An abfraction is a specific type of damage to the tooth. If you notice that your teeth look longer or appear indented around the gum line, you could be seeing an abfraction. Abfractions may not have any symptoms, or they may cause sensitive teeth.
Although this type of tooth damage may not require treatment, the problem can get worse if the underlying cause isn’t addressed. Here’s what you need to know about abfractions and how they can impact your smile.
Signs of an Abfraction
Abfractions happen because the tooth structure begins to wear down at the base of the tooth. Think about where your teeth meet your gums. If you have an indentation or gap where the gum tissue has receded and the tooth appears longer, you may be seeing an abfraction.
Food may become stuck in these areas, and they can be challenging to clean, which can increase your risk of cavities and gum disease and lead to further deterioration of the tooth structure. Some people also experience tooth sensitivity in the affected area.
If the abfraction lesions are located in noticeable areas when you smile, they can also affect your self-confidence and lead to an uneven or discolored appearance of the teeth.
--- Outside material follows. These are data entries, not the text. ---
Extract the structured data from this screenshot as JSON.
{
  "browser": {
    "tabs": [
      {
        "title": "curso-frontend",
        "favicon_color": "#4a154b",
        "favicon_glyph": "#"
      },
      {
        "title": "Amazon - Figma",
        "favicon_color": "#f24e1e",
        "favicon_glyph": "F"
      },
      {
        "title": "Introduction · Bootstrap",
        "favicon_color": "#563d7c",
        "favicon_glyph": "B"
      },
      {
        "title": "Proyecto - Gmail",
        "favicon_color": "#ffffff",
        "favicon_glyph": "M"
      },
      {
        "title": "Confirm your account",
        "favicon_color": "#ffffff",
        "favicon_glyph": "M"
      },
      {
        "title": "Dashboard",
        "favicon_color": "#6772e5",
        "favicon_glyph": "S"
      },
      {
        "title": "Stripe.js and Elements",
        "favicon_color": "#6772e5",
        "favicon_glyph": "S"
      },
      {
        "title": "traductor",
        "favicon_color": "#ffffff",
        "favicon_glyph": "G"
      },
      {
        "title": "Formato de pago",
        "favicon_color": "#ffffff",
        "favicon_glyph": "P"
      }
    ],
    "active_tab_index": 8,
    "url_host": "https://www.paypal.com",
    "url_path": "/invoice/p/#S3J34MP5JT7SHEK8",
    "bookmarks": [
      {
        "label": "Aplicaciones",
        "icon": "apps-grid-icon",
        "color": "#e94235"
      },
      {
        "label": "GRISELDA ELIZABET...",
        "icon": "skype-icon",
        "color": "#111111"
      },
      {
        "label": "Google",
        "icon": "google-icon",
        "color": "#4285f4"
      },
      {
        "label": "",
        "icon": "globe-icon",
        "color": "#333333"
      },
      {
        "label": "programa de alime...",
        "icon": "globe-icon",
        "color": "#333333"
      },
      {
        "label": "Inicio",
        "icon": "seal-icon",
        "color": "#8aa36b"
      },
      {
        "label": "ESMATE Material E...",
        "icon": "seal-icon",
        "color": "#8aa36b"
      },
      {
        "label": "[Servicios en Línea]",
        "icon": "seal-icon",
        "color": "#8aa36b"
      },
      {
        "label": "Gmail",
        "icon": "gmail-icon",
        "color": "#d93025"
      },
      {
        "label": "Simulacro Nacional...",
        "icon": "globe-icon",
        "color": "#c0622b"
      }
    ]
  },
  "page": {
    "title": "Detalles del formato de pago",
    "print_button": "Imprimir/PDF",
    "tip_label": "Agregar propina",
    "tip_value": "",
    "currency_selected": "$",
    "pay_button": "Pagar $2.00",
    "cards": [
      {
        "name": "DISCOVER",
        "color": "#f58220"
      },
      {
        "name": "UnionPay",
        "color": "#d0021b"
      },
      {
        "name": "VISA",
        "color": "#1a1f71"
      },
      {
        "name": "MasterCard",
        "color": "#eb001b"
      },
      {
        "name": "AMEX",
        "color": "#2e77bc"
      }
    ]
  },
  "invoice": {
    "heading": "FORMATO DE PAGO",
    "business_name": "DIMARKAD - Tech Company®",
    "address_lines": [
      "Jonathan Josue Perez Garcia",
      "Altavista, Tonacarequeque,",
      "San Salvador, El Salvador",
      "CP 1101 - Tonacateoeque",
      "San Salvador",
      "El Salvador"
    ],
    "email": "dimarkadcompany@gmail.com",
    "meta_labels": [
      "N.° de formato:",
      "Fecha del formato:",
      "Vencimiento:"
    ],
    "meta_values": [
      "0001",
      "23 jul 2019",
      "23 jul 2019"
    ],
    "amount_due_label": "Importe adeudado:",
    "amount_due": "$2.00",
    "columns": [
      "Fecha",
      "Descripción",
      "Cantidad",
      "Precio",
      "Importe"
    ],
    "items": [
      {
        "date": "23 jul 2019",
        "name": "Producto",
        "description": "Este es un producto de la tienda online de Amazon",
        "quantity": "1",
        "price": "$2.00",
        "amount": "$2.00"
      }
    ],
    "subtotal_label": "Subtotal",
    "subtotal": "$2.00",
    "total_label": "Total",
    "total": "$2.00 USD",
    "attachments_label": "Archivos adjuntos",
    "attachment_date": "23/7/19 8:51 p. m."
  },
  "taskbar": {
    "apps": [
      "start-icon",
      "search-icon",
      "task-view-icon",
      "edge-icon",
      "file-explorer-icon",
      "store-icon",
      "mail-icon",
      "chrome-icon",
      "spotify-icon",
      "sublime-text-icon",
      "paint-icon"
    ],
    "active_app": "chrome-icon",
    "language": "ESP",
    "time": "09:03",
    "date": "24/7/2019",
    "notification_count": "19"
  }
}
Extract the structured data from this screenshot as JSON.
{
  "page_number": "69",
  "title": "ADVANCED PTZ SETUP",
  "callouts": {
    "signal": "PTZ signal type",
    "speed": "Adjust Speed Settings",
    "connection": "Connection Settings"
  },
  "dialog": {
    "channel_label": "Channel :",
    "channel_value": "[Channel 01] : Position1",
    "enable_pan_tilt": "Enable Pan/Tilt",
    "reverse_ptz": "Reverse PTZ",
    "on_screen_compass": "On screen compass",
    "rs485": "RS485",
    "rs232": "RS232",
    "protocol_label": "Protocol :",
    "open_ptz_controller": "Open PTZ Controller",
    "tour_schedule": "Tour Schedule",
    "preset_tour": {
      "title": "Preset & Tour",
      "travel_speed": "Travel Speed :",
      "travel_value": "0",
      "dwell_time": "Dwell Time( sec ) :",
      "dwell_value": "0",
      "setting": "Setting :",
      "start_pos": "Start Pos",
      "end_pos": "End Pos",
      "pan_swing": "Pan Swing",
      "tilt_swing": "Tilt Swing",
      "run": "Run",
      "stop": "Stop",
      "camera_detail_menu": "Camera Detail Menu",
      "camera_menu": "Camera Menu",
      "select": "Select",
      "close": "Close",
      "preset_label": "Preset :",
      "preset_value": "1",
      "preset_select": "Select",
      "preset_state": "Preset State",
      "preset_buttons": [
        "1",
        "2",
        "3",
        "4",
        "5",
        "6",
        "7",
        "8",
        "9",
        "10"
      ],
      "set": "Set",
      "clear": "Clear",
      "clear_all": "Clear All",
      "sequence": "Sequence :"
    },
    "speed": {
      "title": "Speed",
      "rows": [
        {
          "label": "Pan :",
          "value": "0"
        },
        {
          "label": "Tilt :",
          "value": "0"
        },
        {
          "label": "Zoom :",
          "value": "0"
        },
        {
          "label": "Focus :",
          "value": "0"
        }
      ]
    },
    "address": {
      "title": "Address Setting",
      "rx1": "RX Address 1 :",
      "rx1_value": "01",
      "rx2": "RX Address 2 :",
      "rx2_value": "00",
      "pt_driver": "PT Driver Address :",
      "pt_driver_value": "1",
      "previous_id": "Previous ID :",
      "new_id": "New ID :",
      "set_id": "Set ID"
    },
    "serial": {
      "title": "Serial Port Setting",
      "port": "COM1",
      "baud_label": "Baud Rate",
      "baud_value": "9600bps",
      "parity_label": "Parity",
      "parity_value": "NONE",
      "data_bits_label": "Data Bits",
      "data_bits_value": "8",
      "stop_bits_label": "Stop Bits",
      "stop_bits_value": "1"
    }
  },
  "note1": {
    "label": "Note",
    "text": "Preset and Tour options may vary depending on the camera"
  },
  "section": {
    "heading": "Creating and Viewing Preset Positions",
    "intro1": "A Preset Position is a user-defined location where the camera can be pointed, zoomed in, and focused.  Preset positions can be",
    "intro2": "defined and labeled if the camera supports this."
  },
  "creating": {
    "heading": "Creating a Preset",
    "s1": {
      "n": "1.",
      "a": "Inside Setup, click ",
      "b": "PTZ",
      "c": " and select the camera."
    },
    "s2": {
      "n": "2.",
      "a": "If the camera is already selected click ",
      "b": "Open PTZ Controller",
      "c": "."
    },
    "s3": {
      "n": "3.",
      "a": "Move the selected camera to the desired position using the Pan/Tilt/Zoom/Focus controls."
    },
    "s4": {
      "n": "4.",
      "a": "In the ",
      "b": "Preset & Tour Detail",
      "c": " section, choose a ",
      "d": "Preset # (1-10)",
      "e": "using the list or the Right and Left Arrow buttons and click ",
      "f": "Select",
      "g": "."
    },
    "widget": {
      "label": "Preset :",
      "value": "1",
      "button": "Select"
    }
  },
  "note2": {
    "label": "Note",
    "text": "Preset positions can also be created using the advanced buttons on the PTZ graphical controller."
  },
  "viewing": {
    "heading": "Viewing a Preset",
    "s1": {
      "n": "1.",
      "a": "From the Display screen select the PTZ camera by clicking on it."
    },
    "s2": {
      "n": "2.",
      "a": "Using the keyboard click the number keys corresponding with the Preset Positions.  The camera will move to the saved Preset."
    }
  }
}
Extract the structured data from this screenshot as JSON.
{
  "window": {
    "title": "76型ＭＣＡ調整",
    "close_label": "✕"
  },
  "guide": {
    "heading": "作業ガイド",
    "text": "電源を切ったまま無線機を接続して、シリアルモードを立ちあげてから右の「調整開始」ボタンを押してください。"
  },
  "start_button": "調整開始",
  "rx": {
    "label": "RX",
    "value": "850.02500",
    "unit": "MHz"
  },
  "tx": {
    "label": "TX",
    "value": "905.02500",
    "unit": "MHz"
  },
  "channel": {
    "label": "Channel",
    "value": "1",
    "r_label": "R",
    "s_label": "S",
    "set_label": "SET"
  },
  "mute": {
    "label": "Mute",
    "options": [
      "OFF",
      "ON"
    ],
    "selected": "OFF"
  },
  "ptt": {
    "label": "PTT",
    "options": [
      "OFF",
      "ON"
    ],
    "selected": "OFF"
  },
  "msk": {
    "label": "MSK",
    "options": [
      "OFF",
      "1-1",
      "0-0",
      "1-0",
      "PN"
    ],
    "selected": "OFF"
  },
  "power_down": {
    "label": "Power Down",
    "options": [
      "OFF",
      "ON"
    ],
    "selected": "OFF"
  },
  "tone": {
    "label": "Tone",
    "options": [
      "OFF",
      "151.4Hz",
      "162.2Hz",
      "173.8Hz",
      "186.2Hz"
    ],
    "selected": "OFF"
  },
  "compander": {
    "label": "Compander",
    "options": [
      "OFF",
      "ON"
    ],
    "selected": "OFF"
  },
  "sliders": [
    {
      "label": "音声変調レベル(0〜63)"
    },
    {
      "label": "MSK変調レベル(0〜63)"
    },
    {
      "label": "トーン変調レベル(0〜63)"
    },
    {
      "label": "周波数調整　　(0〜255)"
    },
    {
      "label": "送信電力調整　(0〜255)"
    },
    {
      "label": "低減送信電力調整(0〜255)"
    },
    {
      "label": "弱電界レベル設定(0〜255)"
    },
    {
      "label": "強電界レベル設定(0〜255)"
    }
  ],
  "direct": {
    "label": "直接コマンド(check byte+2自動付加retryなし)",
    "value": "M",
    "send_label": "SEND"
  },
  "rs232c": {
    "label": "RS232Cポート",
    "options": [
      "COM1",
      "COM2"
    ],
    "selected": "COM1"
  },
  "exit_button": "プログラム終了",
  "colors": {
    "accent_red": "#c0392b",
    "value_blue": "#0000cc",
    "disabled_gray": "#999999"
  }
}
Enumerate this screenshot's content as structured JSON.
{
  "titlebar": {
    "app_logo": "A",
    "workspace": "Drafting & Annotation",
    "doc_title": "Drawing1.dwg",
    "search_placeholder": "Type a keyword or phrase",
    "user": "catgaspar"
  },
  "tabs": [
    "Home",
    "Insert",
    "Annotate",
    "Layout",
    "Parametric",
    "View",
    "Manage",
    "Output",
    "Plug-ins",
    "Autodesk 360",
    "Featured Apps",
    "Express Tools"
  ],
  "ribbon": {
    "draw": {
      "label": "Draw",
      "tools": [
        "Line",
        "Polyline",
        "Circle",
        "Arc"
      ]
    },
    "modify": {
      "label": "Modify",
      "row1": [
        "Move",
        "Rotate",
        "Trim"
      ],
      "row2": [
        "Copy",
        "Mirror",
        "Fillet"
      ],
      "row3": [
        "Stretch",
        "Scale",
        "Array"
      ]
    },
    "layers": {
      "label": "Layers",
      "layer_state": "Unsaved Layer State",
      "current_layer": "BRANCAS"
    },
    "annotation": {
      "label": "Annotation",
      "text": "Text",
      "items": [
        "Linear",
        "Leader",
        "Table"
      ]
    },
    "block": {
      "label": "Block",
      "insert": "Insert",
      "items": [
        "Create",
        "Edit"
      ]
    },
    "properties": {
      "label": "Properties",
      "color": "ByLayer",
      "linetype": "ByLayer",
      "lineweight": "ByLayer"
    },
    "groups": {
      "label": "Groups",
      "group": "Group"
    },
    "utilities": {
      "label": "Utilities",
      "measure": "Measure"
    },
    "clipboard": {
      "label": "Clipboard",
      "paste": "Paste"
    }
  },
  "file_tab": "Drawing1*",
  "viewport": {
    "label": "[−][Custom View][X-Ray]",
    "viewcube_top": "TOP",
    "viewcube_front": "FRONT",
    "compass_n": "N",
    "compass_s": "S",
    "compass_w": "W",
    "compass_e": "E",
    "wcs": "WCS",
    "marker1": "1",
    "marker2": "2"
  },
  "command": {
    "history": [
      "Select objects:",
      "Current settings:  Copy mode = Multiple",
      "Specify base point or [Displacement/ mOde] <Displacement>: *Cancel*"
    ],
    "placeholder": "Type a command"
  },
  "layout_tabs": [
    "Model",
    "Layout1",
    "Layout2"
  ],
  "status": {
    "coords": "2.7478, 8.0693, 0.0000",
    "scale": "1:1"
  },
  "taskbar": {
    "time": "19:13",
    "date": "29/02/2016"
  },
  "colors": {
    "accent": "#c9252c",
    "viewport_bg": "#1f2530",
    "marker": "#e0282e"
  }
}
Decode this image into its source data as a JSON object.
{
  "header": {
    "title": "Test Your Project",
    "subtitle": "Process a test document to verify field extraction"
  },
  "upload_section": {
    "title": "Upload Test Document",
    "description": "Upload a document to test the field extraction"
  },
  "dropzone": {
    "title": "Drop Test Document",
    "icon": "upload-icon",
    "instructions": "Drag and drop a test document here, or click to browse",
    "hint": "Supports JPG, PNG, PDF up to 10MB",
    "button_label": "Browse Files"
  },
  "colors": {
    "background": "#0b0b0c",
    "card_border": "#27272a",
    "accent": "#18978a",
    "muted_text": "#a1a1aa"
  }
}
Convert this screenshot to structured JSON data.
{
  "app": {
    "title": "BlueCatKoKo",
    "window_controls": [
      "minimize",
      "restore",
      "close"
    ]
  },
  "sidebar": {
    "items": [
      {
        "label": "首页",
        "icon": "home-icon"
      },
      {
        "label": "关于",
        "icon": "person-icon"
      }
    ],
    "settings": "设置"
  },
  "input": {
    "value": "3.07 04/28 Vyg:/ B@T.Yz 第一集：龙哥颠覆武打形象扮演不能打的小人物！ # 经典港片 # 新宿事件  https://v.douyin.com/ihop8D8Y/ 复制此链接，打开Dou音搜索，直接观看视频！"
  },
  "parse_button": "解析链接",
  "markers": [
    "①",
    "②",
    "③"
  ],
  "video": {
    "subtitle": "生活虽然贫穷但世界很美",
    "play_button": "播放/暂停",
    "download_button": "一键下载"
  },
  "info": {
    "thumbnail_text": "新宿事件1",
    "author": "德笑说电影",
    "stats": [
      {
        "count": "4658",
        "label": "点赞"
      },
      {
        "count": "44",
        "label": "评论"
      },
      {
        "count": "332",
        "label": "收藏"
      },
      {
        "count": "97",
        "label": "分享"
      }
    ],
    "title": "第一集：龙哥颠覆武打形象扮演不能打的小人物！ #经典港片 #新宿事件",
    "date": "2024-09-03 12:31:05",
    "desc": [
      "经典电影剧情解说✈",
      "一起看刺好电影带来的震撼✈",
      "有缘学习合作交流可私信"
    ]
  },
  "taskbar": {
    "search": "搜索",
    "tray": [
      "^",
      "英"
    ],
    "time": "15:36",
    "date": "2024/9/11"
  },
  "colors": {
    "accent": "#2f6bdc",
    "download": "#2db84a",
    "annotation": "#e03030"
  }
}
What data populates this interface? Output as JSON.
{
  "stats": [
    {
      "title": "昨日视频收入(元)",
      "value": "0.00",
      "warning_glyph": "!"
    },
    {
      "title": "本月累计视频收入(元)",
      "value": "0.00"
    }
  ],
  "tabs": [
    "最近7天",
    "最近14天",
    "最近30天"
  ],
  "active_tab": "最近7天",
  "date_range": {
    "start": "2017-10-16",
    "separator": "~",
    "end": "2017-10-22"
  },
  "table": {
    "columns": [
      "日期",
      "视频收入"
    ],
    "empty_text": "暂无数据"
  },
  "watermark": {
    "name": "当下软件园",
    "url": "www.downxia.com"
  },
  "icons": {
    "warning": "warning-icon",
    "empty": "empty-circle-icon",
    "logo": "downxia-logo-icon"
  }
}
Multiple factors can influence the development of an abfraction lesion. The most common
reasons an abfraction may form include:
- Teeth grinding. Teeth clenching and grinding put immense pressure on the teeth and
can cause the area around the gumline to be affected.
- Malocclusion. Misaligned teeth or bites, also called malocclusions, can cause unusual
wear to the teeth and lead to abfraction lesions.
- Aggressive brushing. Brushing your teeth too hard, or brushing with a stiff-bristled
toothbrush, can cause the enamel and gum tissue to wear away at the base of the
- Untreated gum disease. Periodontal disease can cause the gum tissue to pull away from the teeth, resulting in gapped or indented areas near the base of the tooth.
Some people have more than one of these factors that cause abfractions. It’s imperative to keep your regular dental visits to avoid abfractions and treat ones that have already developed.
Treatment for abfractions will depend on what has caused them in the first place. For example, for patients with misaligned teeth, orthodontics can help correct the misalignment causing undue pressure on the affected teeth.
Addressing gum disease or teeth grinding can also help prevent abfractions from getting worse and allow for more effective treatment of the existing lesions. Patients who use a stiff bristled toothbrush or brush their teeth aggressively can benefit from switching to a soft-bristled, electric toothbrush.
Not every abfraction will need treatment, as some abfractions may simply need to be monitored. Your dentist can review your treatment options with you should you have an abfraction based on your symptoms and the severity of the lesions.
Don’t Ignore Tooth Damage
Any damage to your teeth should always be addressed by your dentist. If you’re noticing signs or symptoms of an abfraction, don’t wait to make an appointment to see what the problem could be and start treating your smile!